I, on the other hand, will not hesitate to give you a negative opinion if I believe it is justified by a reasonable analysis of the facts. As I have mentioned a number of times before I would rather lose half my clients than half my clients’ money.

We never, ever, have an opinion on client goals (unless they are illegal) and it is our responsibility to advise you on the best approach to achieving your goals. It is also our responsibility to advise you how your actions affect all of your goals and to help you triage between different goals.

We do, however, have strong opinions about investments and we are extraordinarily independent in our investment process. You can be certain that we will offer our professional, impartial opinion on any investment decision either inside the portfolio (where we have complete discretion) or in other areas where we always like to voice an opinion. In many ways we feel that the projects that we have helped prevent, or encourage, have been as beneficial to our clients as our routine portfolio management.

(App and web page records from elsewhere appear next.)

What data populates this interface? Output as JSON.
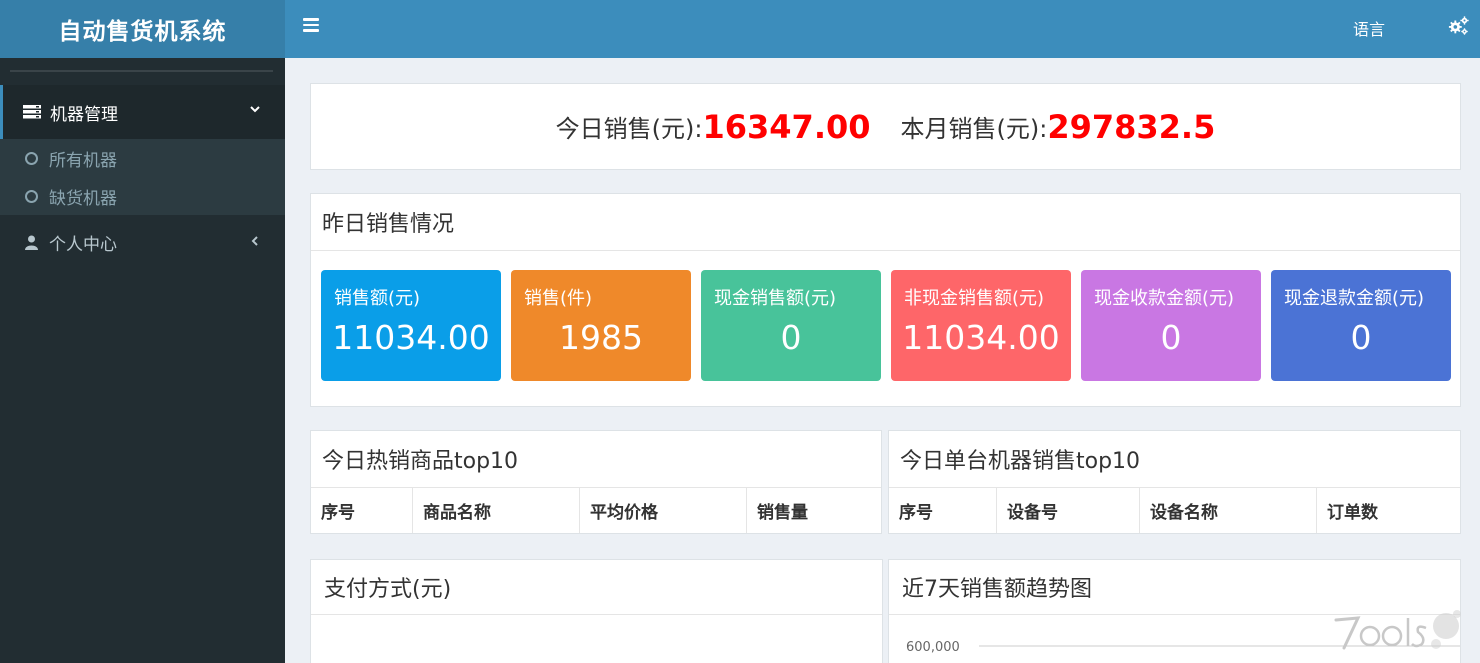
{
  "app": {
    "title": "自动售货机系统"
  },
  "navbar": {
    "language_label": "语言",
    "menu_icon": "hamburger-icon",
    "settings_icon": "gears-icon"
  },
  "sidebar": {
    "machine_menu": {
      "label": "机器管理",
      "icon": "server-icon",
      "expanded": true,
      "items": [
        {
          "label": "所有机器"
        },
        {
          "label": "缺货机器"
        }
      ]
    },
    "profile_menu": {
      "label": "个人中心",
      "icon": "user-icon",
      "expanded": false
    }
  },
  "totals": {
    "today_label": "今日销售(元):",
    "today_value": "16347.00",
    "month_label": "本月销售(元):",
    "month_value": "297832.5",
    "value_color": "#ff0000"
  },
  "yesterday": {
    "title": "昨日销售情况",
    "cards": [
      {
        "label": "销售额(元)",
        "value": "11034.00",
        "color": "#0a9ee8"
      },
      {
        "label": "销售(件)",
        "value": "1985",
        "color": "#ef892a"
      },
      {
        "label": "现金销售额(元)",
        "value": "0",
        "color": "#48c39a"
      },
      {
        "label": "非现金销售额(元)",
        "value": "11034.00",
        "color": "#fe6669"
      },
      {
        "label": "现金收款金额(元)",
        "value": "0",
        "color": "#c977e3"
      },
      {
        "label": "现金退款金额(元)",
        "value": "0",
        "color": "#4b73d5"
      }
    ]
  },
  "hot_products": {
    "title": "今日热销商品top10",
    "columns": [
      "序号",
      "商品名称",
      "平均价格",
      "销售量"
    ]
  },
  "machine_sales": {
    "title": "今日单台机器销售top10",
    "columns": [
      "序号",
      "设备号",
      "设备名称",
      "订单数"
    ]
  },
  "payment": {
    "title": "支付方式(元)"
  },
  "trend": {
    "title": "近7天销售额趋势图"
  },
  "chart_data": {
    "type": "line",
    "title": "近7天销售额趋势图",
    "y_tick_labels": [
      "600,000"
    ]
  },
  "watermark": {
    "text": "7OOLS"
  }
}
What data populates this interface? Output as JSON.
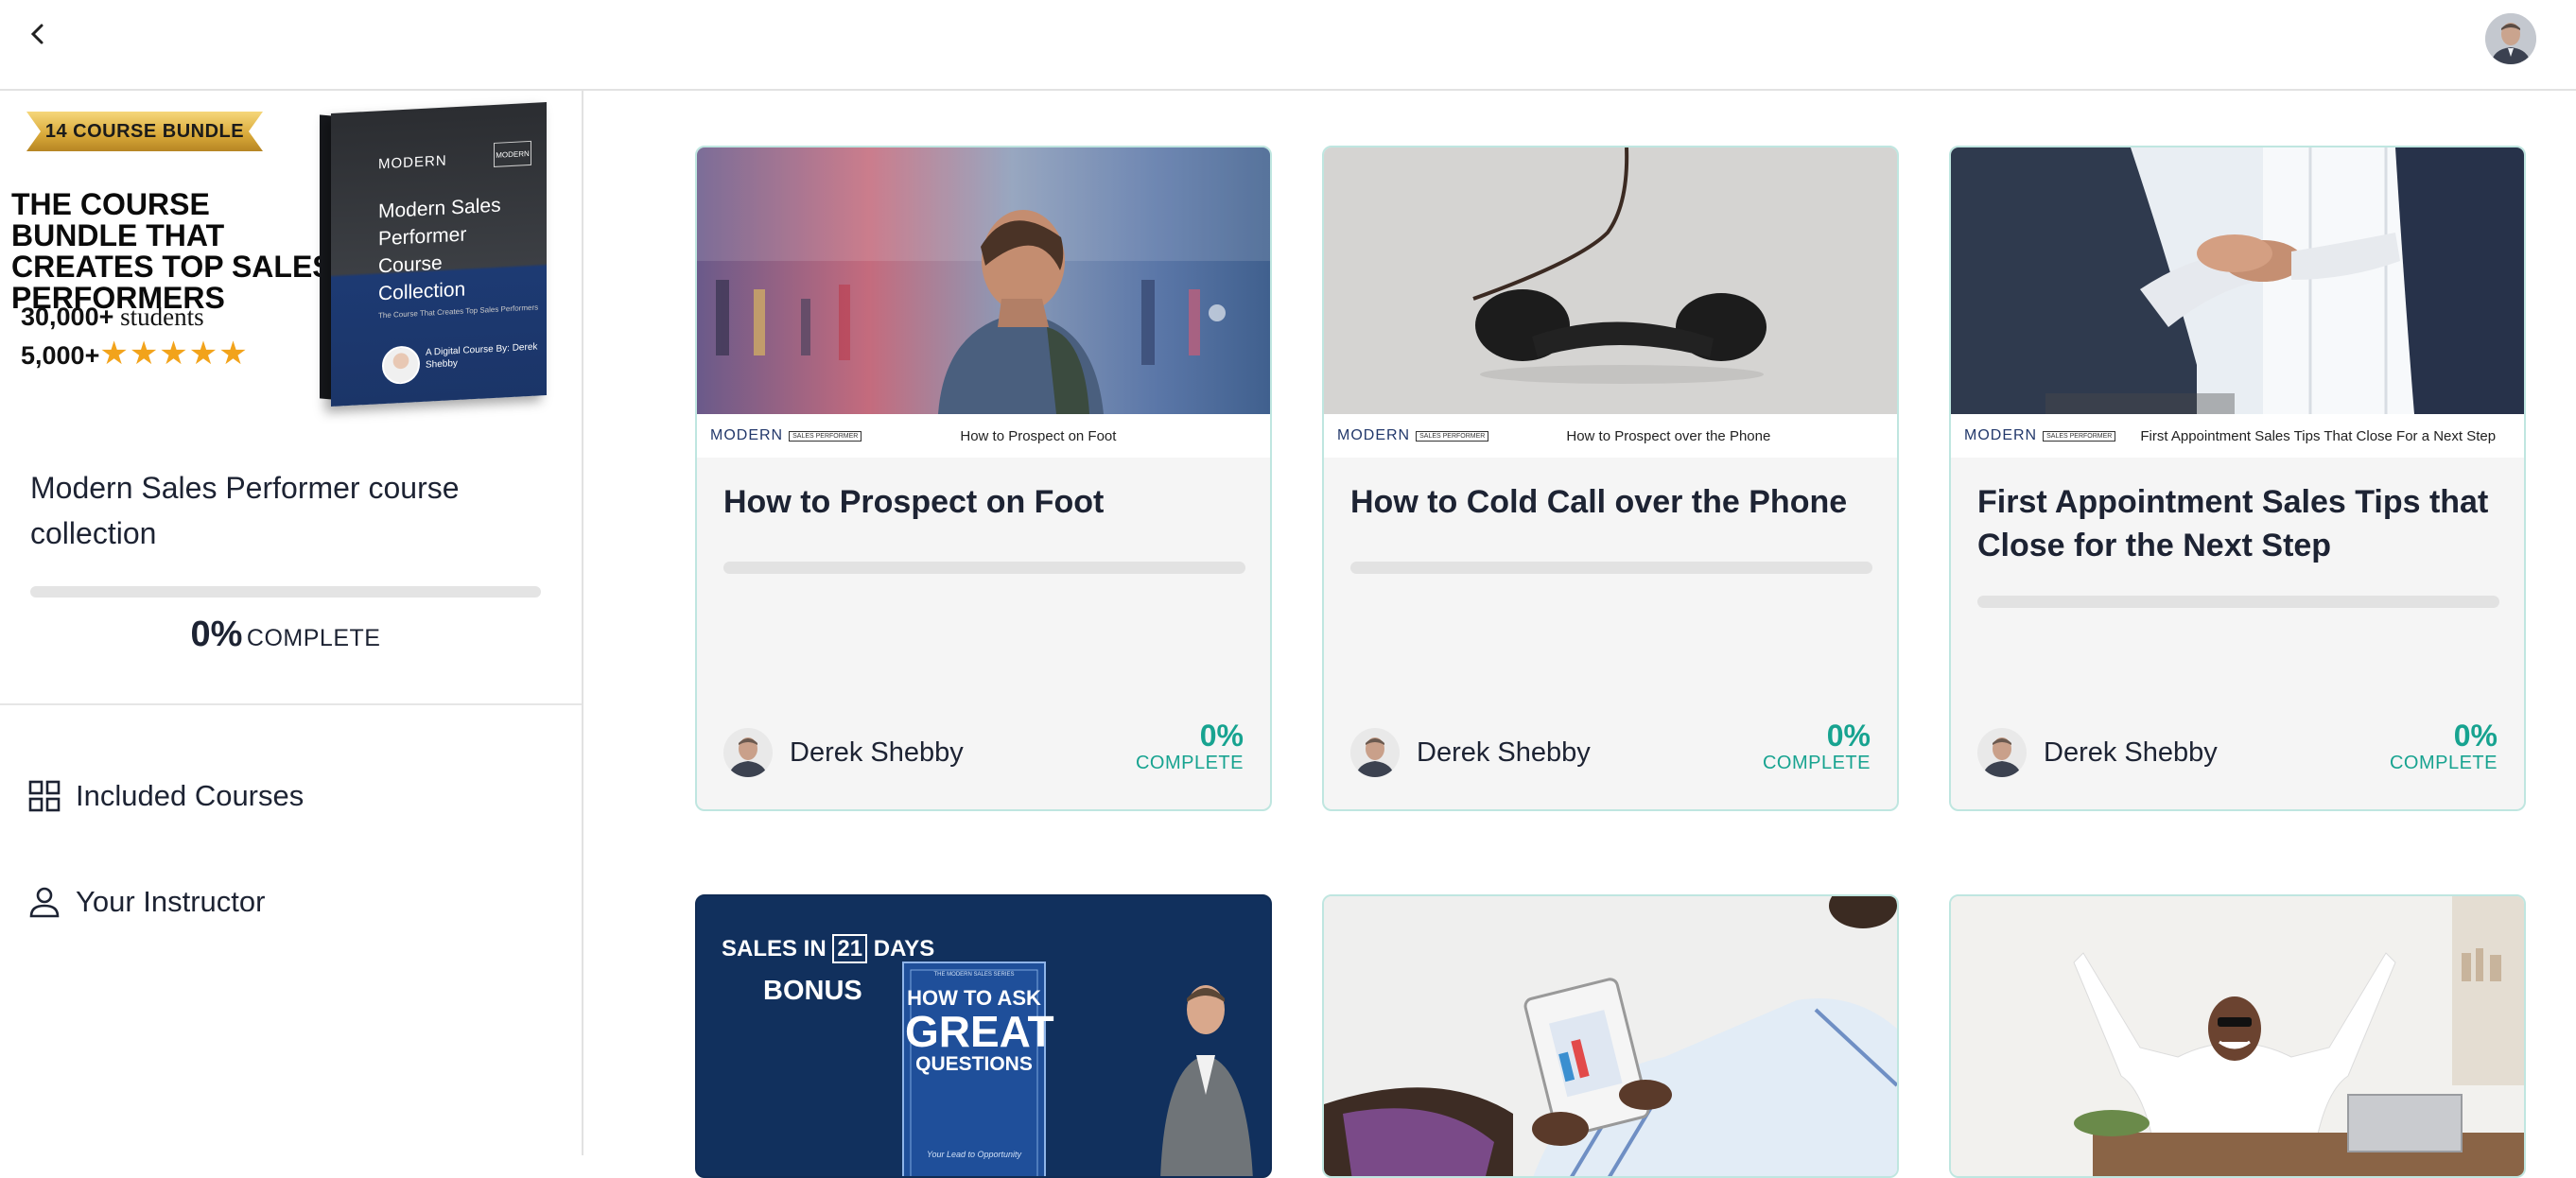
{
  "topbar": {
    "back_icon": "chevron-left-icon",
    "avatar": "instructor-avatar"
  },
  "promo": {
    "ribbon": "14 COURSE BUNDLE",
    "headline": "THE COURSE BUNDLE THAT CREATES TOP SALES PERFORMERS",
    "stat_students_num": "30,000+",
    "stat_students_txt": " students",
    "stat_reviews_num": "5,000+",
    "stars": "★★★★★",
    "box": {
      "brand": "MODERN",
      "title": "Modern Sales Performer Course Collection",
      "subtitle": "The Course That Creates Top Sales Performers",
      "author": "A Digital Course By: Derek Shebby"
    }
  },
  "collection": {
    "title": "Modern Sales Performer course collection",
    "progress_pct": 0,
    "pct_text": "0%",
    "complete_label": "COMPLETE"
  },
  "nav": [
    {
      "label": "Included Courses",
      "icon": "grid-icon"
    },
    {
      "label": "Your Instructor",
      "icon": "person-icon"
    }
  ],
  "courses": [
    {
      "title": "How to Prospect on Foot",
      "banner_logo": "MODERN",
      "banner_tag": "SALES PERFORMER",
      "banner_text": "How to Prospect on Foot",
      "author": "Derek Shebby",
      "pct": "0%",
      "complete": "COMPLETE"
    },
    {
      "title": "How to Cold Call over the Phone",
      "banner_logo": "MODERN",
      "banner_tag": "SALES PERFORMER",
      "banner_text": "How to Prospect over the Phone",
      "author": "Derek Shebby",
      "pct": "0%",
      "complete": "COMPLETE"
    },
    {
      "title": "First Appointment Sales Tips that Close for the Next Step",
      "banner_logo": "MODERN",
      "banner_tag": "SALES PERFORMER",
      "banner_text": "First Appointment Sales Tips That Close For a Next Step",
      "author": "Derek Shebby",
      "pct": "0%",
      "complete": "COMPLETE"
    }
  ],
  "row2": {
    "bonus_card": {
      "top_text_a": "SALES IN",
      "top_num": "21",
      "top_text_b": "DAYS",
      "bonus": "BONUS",
      "book_series": "THE MODERN SALES SERIES",
      "book_line1": "HOW TO ASK",
      "book_line2": "GREAT",
      "book_line3": "QUESTIONS",
      "book_tagline": "Your Lead to Opportunity"
    }
  },
  "colors": {
    "accent": "#17a390",
    "card_border": "#bfe6e0",
    "text": "#1d2333"
  }
}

We hope that we can continue to serve you far into the future and that our partnership will be as successful in the future as it has been over the life of the portfolio. I suspect that the next 33 years, based on the accelerating pace of change, will be particularly challenging. I look forward to the challenge. J Please call if you have any questions or concerns. We are always available and are happy to talk, answer questions and, hopefully, to provide useful advice and answers.

Last year I wrote the following :-

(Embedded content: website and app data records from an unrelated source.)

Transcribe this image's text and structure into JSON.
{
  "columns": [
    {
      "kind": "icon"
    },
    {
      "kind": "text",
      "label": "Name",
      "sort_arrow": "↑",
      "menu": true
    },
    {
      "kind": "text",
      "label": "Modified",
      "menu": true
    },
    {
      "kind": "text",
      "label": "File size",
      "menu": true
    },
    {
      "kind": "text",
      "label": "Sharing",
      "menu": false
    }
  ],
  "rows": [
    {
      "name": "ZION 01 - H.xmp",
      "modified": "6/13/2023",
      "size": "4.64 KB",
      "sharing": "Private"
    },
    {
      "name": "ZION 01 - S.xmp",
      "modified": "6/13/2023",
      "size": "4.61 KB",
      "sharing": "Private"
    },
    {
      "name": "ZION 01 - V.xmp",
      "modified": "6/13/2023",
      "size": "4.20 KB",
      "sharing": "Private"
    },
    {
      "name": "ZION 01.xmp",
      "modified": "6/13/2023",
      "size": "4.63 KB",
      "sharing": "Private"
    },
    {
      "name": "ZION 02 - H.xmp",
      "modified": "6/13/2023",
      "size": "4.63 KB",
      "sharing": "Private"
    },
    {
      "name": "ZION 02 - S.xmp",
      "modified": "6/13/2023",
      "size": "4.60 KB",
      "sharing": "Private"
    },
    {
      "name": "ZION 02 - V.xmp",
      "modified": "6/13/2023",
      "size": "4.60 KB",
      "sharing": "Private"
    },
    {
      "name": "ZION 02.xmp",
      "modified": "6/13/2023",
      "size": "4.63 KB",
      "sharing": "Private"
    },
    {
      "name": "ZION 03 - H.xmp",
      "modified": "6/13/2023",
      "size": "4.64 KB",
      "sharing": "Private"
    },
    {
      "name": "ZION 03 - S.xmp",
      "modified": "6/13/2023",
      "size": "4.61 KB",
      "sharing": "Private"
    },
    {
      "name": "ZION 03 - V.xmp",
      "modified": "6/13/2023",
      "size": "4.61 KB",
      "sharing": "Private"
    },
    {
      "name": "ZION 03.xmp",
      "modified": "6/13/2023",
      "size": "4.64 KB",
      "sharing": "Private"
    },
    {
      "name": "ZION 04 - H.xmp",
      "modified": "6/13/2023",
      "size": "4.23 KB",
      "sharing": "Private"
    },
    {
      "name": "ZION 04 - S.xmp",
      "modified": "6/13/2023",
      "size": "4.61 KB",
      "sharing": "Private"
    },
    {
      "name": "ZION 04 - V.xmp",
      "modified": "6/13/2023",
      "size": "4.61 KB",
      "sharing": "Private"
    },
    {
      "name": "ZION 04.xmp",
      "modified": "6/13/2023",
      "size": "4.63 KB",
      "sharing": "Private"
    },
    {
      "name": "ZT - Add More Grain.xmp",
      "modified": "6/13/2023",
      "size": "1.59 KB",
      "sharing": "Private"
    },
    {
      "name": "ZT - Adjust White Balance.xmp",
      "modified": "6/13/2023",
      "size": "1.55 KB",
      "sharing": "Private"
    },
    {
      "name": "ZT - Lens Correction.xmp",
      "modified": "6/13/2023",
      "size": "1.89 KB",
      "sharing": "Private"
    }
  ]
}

What scares me most in 2013?

  • The enormous flood of money into bonds in a frantic search for yield. This will NOT end well and probably will be the next big debacle. It was an unpleasant year for fixed interest investments.
  • Politicians. No comment needed :) .

What encourages me most in 2013?

  • Some decent valuations in the equity market. They rose sharply through fair valuations to overvaluation.
  • The USA is in much better shape than everyone realizes in absolute terms and definitely better than most of the world in relative terms.  I still believe this is economic terms but not in terms of market valuations.   

What concerns me most in 2014?

  • Overvaluations in most markets. I intend to tread VERY carefully.
  • Politicians.
  • Growing income (and wealth) imbalances in the USA and, to a lesser extent, abroad.

What encourages me most in 2014?

  • A few, a very few, neglected and unpopular areas.
  • A generally benign economic environment.

Happy New Year from all of us


Mike, Nancy and Sheila